Survivalist
member2

Spent a couple winters on the North Slope (Prudhoe Bay Alaska). That’s a whole different sort of experience beyond just being cold and living with snow.

It is amazing how quickly you can dry out in a frozen desert like that. It isn’t chilling to go out in the wind there, it actually burns the skin. In less than 30 seconds, my eyelashes froze together. Brushing them just broke them all off, then my eyelids started to “stick”. That got painful quick, but that cold, dry air got to my eyeballs the moment I stepped out into it, making them water so much, which is why my eyelashes and eyelids froze up. A snorkel hood on your park is an absolute must, and snow goggles or glasses are highly desirable. The only way to stay warm without a portable heat source is to bundle in bulk, and that makes routine movement quite labored and restrictive. Bending down to do up your boots will make you winded. The constant cold, dry, and darkness amplifies the silence of mid day, when the winds die down enough, and you can hear your heartbeat as the insulation and extra exertion makes the thumping in your chest more apparent. I never had trouble falling asleep at the end of every workday, which was everyday up there. There are no animals, no trees, no bushes, just shades of gray from black to white, as there is not enough light for color vision. At the edge of winter, I saw a wolverine tear apart a caribou trapped in a drift over the course of about 15 minutes.

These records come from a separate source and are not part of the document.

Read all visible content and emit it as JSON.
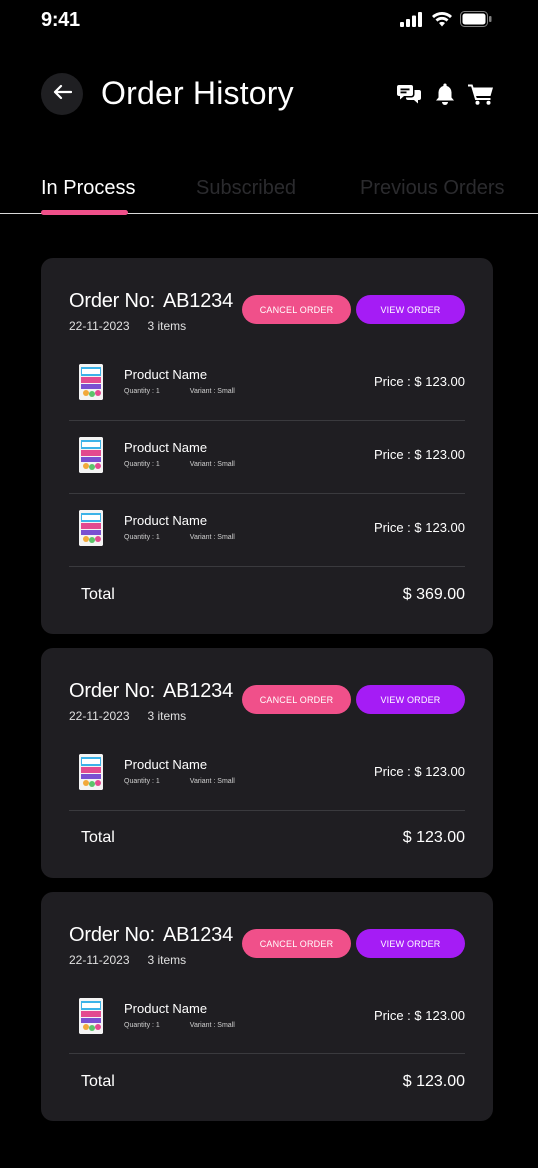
{
  "status_bar": {
    "time": "9:41"
  },
  "header": {
    "title": "Order History"
  },
  "tabs": [
    {
      "label": "In Process",
      "active": true
    },
    {
      "label": "Subscribed",
      "active": false
    },
    {
      "label": "Previous Orders",
      "active": false
    }
  ],
  "labels": {
    "order_no": "Order No:",
    "cancel": "CANCEL ORDER",
    "view": "VIEW ORDER",
    "total": "Total"
  },
  "orders": [
    {
      "id": "AB1234",
      "date": "22-11-2023",
      "items_count": "3 items",
      "items": [
        {
          "name": "Product Name",
          "quantity": "Quantity : 1",
          "variant": "Variant : Small",
          "price": "Price : $ 123.00"
        },
        {
          "name": "Product Name",
          "quantity": "Quantity : 1",
          "variant": "Variant : Small",
          "price": "Price : $ 123.00"
        },
        {
          "name": "Product Name",
          "quantity": "Quantity : 1",
          "variant": "Variant : Small",
          "price": "Price : $ 123.00"
        }
      ],
      "total": "$ 369.00"
    },
    {
      "id": "AB1234",
      "date": "22-11-2023",
      "items_count": "3 items",
      "items": [
        {
          "name": "Product Name",
          "quantity": "Quantity : 1",
          "variant": "Variant : Small",
          "price": "Price : $ 123.00"
        }
      ],
      "total": "$ 123.00"
    },
    {
      "id": "AB1234",
      "date": "22-11-2023",
      "items_count": "3 items",
      "items": [
        {
          "name": "Product Name",
          "quantity": "Quantity : 1",
          "variant": "Variant : Small",
          "price": "Price : $ 123.00"
        }
      ],
      "total": "$ 123.00"
    }
  ],
  "colors": {
    "background": "#000000",
    "card": "#1f1e22",
    "accent_pink": "#f0508a",
    "accent_purple": "#a51cf5",
    "inactive_tab": "#2b2b2e"
  },
  "icons": {
    "back": "arrow-left-icon",
    "chat": "chat-bubbles-icon",
    "notifications": "bell-icon",
    "cart": "cart-icon",
    "signal": "signal-icon",
    "wifi": "wifi-icon",
    "battery": "battery-icon"
  }
}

In my experience, I will take the deep, dark cold of the north over the middle eastern deserts every time. I really dislike being hot. But that particular region was the worst.